Dr. Raskin's foundational testimony and cross-examination is quite long and it has been divided into three files so the download time will not be so long.

Raskin Vol. 1 March 9, 1995

Raskin Vol. 2 March 9, 1995

Raskin Vol. 3 March 9, 1995

Lawrence Farwell, Ph. D. March 10, 1995 / Following a blistering voir dire by Charles Daniels during the qualification phase, Dr. Farwell was not qualified as an expert and was not allowed to testify further.

Gordon H. Barland, Ph. D., March 10, 1995

Charles R. Honts, Ph. D., March 10, 1995

Closing argument by counsel. March 10, 1995.

Memorandum and Order by Judge Vazquez 908 F.Supp. 877.

Acknowledgement: The materials concerning the Galbreth case were provided by Charles Daniels, Attorney at Law, of Freedman, Boyd, Daniels, Hollander, Guttmann & Goldberg, Albuquerque, New Mexico. Thank you!


Commonwealth of Massachusetts v. Louise Woodward. This page contains the court transcripts of the polygraph testimony given by Dr. Honts, Dr. Raskin, Dr. Katkin, and Dr. Saxe. It also contains the affidavits given by Dr. Honts, Dr. Raskin, and Dr. Katkin. Dr. Saxe's affidavit is expected to be posted in the future.



United States v. Walker These files contain a complete Daubert hearing that was recently conducted in Anchorage Alaska. David Raskin, Ph. D. testified as the expert in favor of admission and Stanley Abrams, Ph. D. testified against admission. The following links are to ACROBAT files. You will need either an ACROBAT reader or an ACROBAT plugin for your browser. Adobe Acrobat Reader

WALKER-Transcript1.pdf Dr. Raskin's direct testimony.

WALKER-Transcript2.pdf Dr. Raskin on cross examination. Direct and cross examination of Dr. Abrams.

WALKER-Transcript3.pdf Dr. Raskin on re-direct and re-cross.


No decision in this case, when posted 10 April, 1999.


The case of Brent Anthony Richter v. Ron Bartee, Chariman of the Nebraska Board of Parole, et al., This transcript shows what I believe to be a very effective cross-examination of and rebuttal to a police polygraph examiner. The judge seemed to agree. There is a newspaper article about the case at the end of the Memorandum and Order.

The following links are to ACROBAT files. You will need either an ACROBAT reader or an ACROBAT plugin for your browser. Adobe Acrobat Reader


Direct and cross-examination of Deputy Sheriff BENCK

Direct and cross-examination of Charles R. HONTS, Ph. D. on rebuttal.

Memorandum and Order of U. S. Magistrate Judge David L. Piester.



 John Furedy, Ph. D. testifying against polygraph admissibility (or something, with Dr. Furedy it is always difficult to tell what he is talking about.)

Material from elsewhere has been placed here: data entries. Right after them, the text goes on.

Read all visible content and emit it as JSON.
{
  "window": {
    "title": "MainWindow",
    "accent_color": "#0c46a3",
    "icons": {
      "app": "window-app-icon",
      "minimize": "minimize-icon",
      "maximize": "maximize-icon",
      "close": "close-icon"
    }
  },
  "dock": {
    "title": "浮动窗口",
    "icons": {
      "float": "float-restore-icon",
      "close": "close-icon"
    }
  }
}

SA Murphy of the FBI testifying against the admissibility of the polygraph in U. S. v. Charles Jones, DCN # CR 960102. This is a retyped transcript provided for educational use only.





Papers on Polygraph Admissibility Issues

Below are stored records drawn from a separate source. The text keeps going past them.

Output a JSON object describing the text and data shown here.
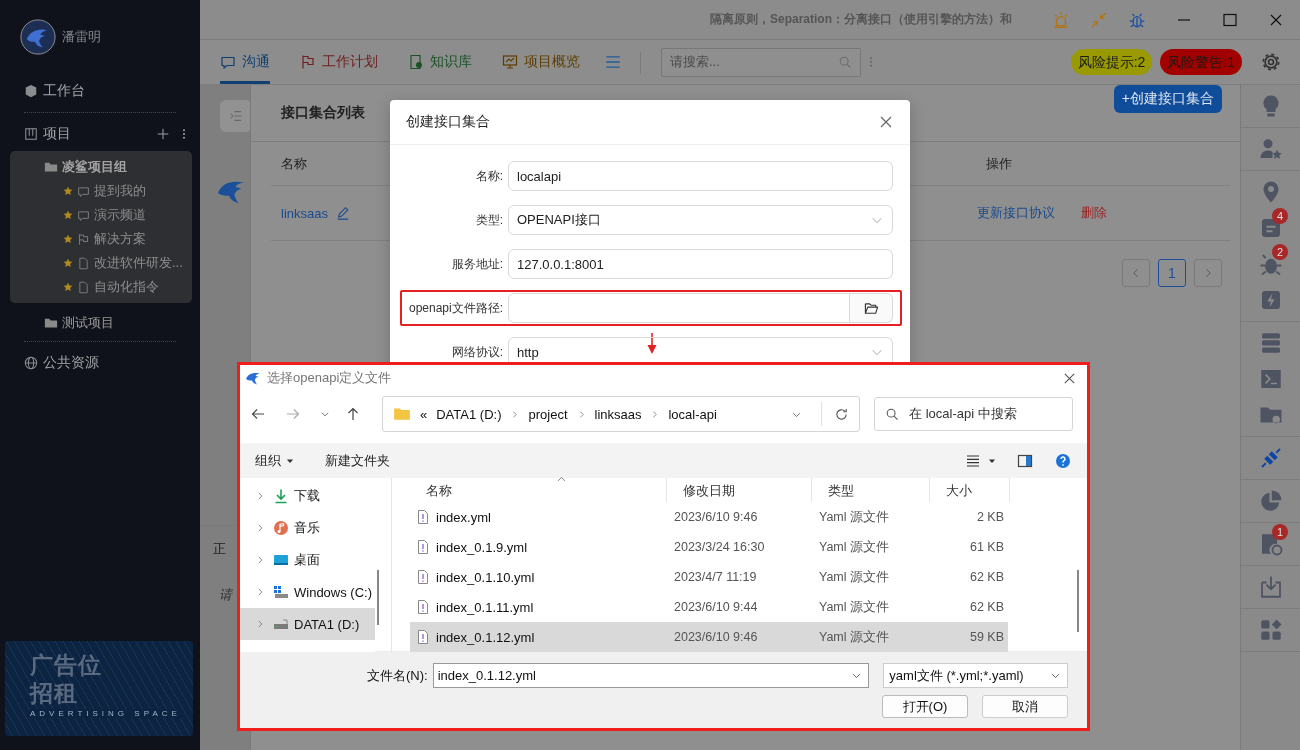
{
  "sidebar": {
    "user": {
      "name": "潘雷明"
    },
    "workbench": {
      "label": "工作台"
    },
    "projects": {
      "label": "项目",
      "children": [
        {
          "label": "凌鲨项目组",
          "expanded": true,
          "children": [
            {
              "label": "提到我的",
              "kind": "chat",
              "starred": true
            },
            {
              "label": "演示频道",
              "kind": "chat",
              "starred": true
            },
            {
              "label": "解决方案",
              "kind": "flag",
              "starred": true
            },
            {
              "label": "改进软件研发...",
              "kind": "doc",
              "starred": true
            },
            {
              "label": "自动化指令",
              "kind": "doc",
              "starred": true
            }
          ]
        },
        {
          "label": "测试项目",
          "expanded": false
        }
      ]
    },
    "public": {
      "label": "公共资源"
    },
    "ad": {
      "title": "广告位",
      "subtitle": "招租",
      "caption": "ADVERTISING SPACE"
    }
  },
  "title_bar": {
    "title": "隔离原则，Separation：分离接口（使用引擎的方法）和"
  },
  "tabs": [
    {
      "label": "沟通",
      "kind": "chat",
      "color": "#123f73",
      "selected": true
    },
    {
      "label": "工作计划",
      "kind": "flag",
      "color": "#6e1f1f",
      "selected": false
    },
    {
      "label": "知识库",
      "kind": "kb",
      "color": "#1d5228",
      "selected": false
    },
    {
      "label": "项目概览",
      "kind": "overview",
      "color": "#5e3e00",
      "selected": false
    }
  ],
  "search": {
    "placeholder": "请搜索..."
  },
  "risk_badges": [
    {
      "label": "风险提示:2",
      "color": "#999900"
    },
    {
      "label": "风险警告:1",
      "color": "#a30000"
    }
  ],
  "editor": {
    "tab": "正",
    "placeholder": "请"
  },
  "list_panel": {
    "title": "接口集合列表",
    "create_button": "+创建接口集合",
    "columns": [
      "名称",
      "操作"
    ],
    "rows": [
      {
        "name": "linksaas",
        "actions": [
          {
            "label": "更新接口协议",
            "kind": "link"
          },
          {
            "label": "删除",
            "kind": "danger"
          }
        ]
      }
    ],
    "pages": [
      {
        "label": "1",
        "selected": true
      }
    ]
  },
  "create_dialog": {
    "title": "创建接口集合",
    "fields": [
      {
        "label": "名称:",
        "kind": "text",
        "value": "localapi",
        "highlighted": false
      },
      {
        "label": "类型:",
        "kind": "select",
        "value": "OPENAPI接口",
        "highlighted": false
      },
      {
        "label": "服务地址:",
        "kind": "text",
        "value": "127.0.0.1:8001",
        "highlighted": false
      },
      {
        "label": "openapi文件路径:",
        "kind": "file",
        "highlighted": true
      },
      {
        "label": "网络协议:",
        "kind": "select",
        "value": "http",
        "highlighted": false
      }
    ]
  },
  "file_dialog": {
    "title": "选择openapi定义文件",
    "path": [
      "«",
      "DATA1 (D:)",
      "project",
      "linksaas",
      "local-api"
    ],
    "search_placeholder": "在 local-api 中搜索",
    "toolbar": {
      "organize": "组织",
      "new_folder": "新建文件夹"
    },
    "tree": [
      {
        "label": "下载",
        "kind": "download",
        "selected": false
      },
      {
        "label": "音乐",
        "kind": "music",
        "selected": false
      },
      {
        "label": "桌面",
        "kind": "desktop",
        "selected": false
      },
      {
        "label": "Windows (C:)",
        "kind": "drive_windows",
        "selected": false
      },
      {
        "label": "DATA1 (D:)",
        "kind": "drive",
        "selected": true
      }
    ],
    "columns": [
      "名称",
      "修改日期",
      "类型",
      "大小"
    ],
    "files": [
      {
        "name": "index.yml",
        "date": "2023/6/10 9:46",
        "type": "Yaml 源文件",
        "size": "2 KB",
        "selected": false
      },
      {
        "name": "index_0.1.9.yml",
        "date": "2023/3/24 16:30",
        "type": "Yaml 源文件",
        "size": "61 KB",
        "selected": false
      },
      {
        "name": "index_0.1.10.yml",
        "date": "2023/4/7 11:19",
        "type": "Yaml 源文件",
        "size": "62 KB",
        "selected": false
      },
      {
        "name": "index_0.1.11.yml",
        "date": "2023/6/10 9:44",
        "type": "Yaml 源文件",
        "size": "62 KB",
        "selected": false
      },
      {
        "name": "index_0.1.12.yml",
        "date": "2023/6/10 9:46",
        "type": "Yaml 源文件",
        "size": "59 KB",
        "selected": true
      }
    ],
    "filename_label": "文件名(N):",
    "filename": "index_0.1.12.yml",
    "filter": "yaml文件 (*.yml;*.yaml)",
    "buttons": [
      "打开(O)",
      "取消"
    ]
  },
  "right_toolbar": {
    "groups": [
      {
        "items": [
          {
            "kind": "lightbulb",
            "selected": false
          }
        ]
      },
      {
        "items": [
          {
            "kind": "user_star",
            "selected": false
          }
        ]
      },
      {
        "items": [
          {
            "kind": "map_pin",
            "selected": false
          },
          {
            "kind": "note",
            "selected": false,
            "badge": "4"
          },
          {
            "kind": "bug",
            "selected": false,
            "badge": "2"
          },
          {
            "kind": "bolt",
            "selected": false
          }
        ]
      },
      {
        "items": [
          {
            "kind": "server",
            "selected": false
          },
          {
            "kind": "terminal",
            "selected": false
          },
          {
            "kind": "folder_gear",
            "selected": false
          }
        ]
      },
      {
        "items": [
          {
            "kind": "plug",
            "selected": true
          }
        ]
      },
      {
        "items": [
          {
            "kind": "pie_chart",
            "selected": false
          }
        ]
      },
      {
        "items": [
          {
            "kind": "doc_clock",
            "selected": false,
            "badge": "1"
          }
        ]
      },
      {
        "items": [
          {
            "kind": "download_box",
            "selected": false
          }
        ]
      },
      {
        "items": [
          {
            "kind": "apps",
            "selected": false
          }
        ]
      }
    ]
  }
}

A paper presented in May 1997 at the American Psychological Society meetings in Washington D.C. This paper addresses and rejects the notion that polygraph examinations conducted in private for a defense attorney are, in general, less valid than examinations conducted for law enforcement.

Is It Time to Reject The Friendly Polygraph Examiner Hypothesis?



Also visit our electronic journal:

The Journal of Credibility Assessment and Witness Psychology


Most Recent Update: 23 February 2012